[WASHINGTON, DC] – Today, U.S. Representative Eric Swalwell (D-CA) and U.S. Senator Richard Blumenthal (D-CT) introduced the Duty to Report Act – legislation to help protect our elections from foreign interference by requiring federal campaign officials to notify law enforcement if offered assistance by agents of another government.
“When foreign adversaries seek to meddle in our elections, silence is not an option,” said Swalwell, a member of the House Permanent Select Committee on Intelligence and Committee on the Judiciary. “The most basic function of government is to protect its people from foreign attack. If we neglect that obligation - or flat out refuse it - then we are not actually a government. This is part of a series of reforms to demonstrate we are a government that will respond to foreign interference.”
“A duty to report foreign sabotage of our democracy is a matter of simple patriotism and common sense — but now needs to be an explicit legal duty too,” said Blumenthal, a member of the Senate Committee on the Judiciary. “If a foreign adversary offers a candidate for U.S. office illegal assistance, the first call should be to federal law enforcers not to criminal co-conspirators.”
The Duty to Report Act would impose a legal duty on federal campaigns, candidates, and PACs to report offers of assistance from foreign nationals, including material, non-public information, to the Federal Election Commission (FEC) and the Federal Bureau of Investigation (FBI). The legislation also would require disclosure of all meetings between candidates or campaign officials and agents of foreign governments, other than those held in a candidate’s official capacity as an elected representative.
The bill introduced today is a broader version of legislation that Swalwell first introduced last Congress.
Special Counsel Robert Mueller’s report documented numerous instances of foreign actors seeking to assist the Trump Campaign during the 2016 presidential election. On one occasion, Donald Trump, Jr. accepted a meeting with purported Russian government officials, knowing that these officials were offering “dirt” on his father’s opponent in the 2016 presidential election. Instead of reacting with concern or alarm that a foreign power was trying to meddle in a U.S. election in violation of federal law, Trump, Jr. wrote, “if it’s what you say, I love it.” He and his colleagues – then-Trump Campaign Manager Paul Manafort and Donald Trump’s son-in-law Jared Kushner – later met with the Russian representatives to do so.

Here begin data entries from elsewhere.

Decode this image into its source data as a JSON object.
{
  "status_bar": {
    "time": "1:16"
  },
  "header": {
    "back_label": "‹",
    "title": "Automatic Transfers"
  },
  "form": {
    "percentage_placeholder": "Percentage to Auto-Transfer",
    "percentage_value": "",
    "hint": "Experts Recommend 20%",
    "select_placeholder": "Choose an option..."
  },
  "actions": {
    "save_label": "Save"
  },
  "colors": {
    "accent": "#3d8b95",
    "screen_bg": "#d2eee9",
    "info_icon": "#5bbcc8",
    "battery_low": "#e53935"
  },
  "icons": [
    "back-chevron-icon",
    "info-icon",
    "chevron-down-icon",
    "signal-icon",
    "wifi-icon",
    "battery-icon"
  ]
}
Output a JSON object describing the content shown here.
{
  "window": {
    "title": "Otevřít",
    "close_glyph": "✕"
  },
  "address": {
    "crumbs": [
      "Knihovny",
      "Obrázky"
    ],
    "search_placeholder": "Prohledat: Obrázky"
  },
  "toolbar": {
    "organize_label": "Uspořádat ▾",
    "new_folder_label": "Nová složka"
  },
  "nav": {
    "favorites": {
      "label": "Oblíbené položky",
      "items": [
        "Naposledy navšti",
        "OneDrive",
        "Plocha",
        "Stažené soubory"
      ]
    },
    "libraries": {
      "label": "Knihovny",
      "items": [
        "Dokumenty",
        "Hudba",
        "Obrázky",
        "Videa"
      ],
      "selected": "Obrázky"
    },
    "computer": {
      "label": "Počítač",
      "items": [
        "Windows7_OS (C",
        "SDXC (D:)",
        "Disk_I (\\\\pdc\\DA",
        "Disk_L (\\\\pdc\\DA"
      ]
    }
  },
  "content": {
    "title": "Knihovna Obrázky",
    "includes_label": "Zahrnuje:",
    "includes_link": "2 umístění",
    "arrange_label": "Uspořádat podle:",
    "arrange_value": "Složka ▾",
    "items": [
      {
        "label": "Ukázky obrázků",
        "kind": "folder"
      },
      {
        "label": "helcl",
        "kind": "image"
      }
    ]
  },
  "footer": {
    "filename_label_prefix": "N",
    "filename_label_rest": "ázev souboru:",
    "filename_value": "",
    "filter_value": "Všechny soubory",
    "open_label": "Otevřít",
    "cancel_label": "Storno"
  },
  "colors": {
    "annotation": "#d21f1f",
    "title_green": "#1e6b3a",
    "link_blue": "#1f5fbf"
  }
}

Under current law, it is illegal for any foreign national, country, or entity to provide anything of value to a campaign or make an expenditure to influence a U.S. election. It is also illegal for a U.S. citizen to solicit or accept such assistance. But there is no legal requirement for Americans to report offers of such assistance. Had law enforcement been alerted to these incidents, Russia’s vast and sophisticated measures to attack our democracy could have been discovered much earlier. Enacting the Duty to Report Act will safeguard our democracy from foreign interference and ensure that US persons are held accountable for welcoming malign assistance from foreign governments attempting to influence our democratic processes.
“This isn’t a Democratic or Republican issue – any of our nation’s foes could try to tip the scale on behalf of any party’s candidate,” Swalwell said. “We’re all Americans, and we have to behave that way. Most of us probably hoped this would be common sense, but unfortunately, it seems we must specify it. This isn’t meant as a rebuke to President Trump or as an effort to relitigate the 2016 election—it’s a preventative, defensive measure for the future.”
“The faster the FEC and FBI know a foreign adversary is attempting to interfere in an election, the more quickly they can respond and guard against further attacks,” Blumenthal said. “Protecting the integrity of our elections – the pillar of our democracy – should be bipartisan priority.”
The legislation is co-sponsored in the House by U.S. Representatives Steve Cohen (D-TN), Hank Johnson (D-GA), Val Demings (D-FL), Ruben Gallego (D-AZ), and Eleanor Holmes Norton (D-DC). The legislation is co-sponsored in the Senate by U.S. Senator Sheldon Whitehouse (D-RI).
Click here to read the full text of the bill.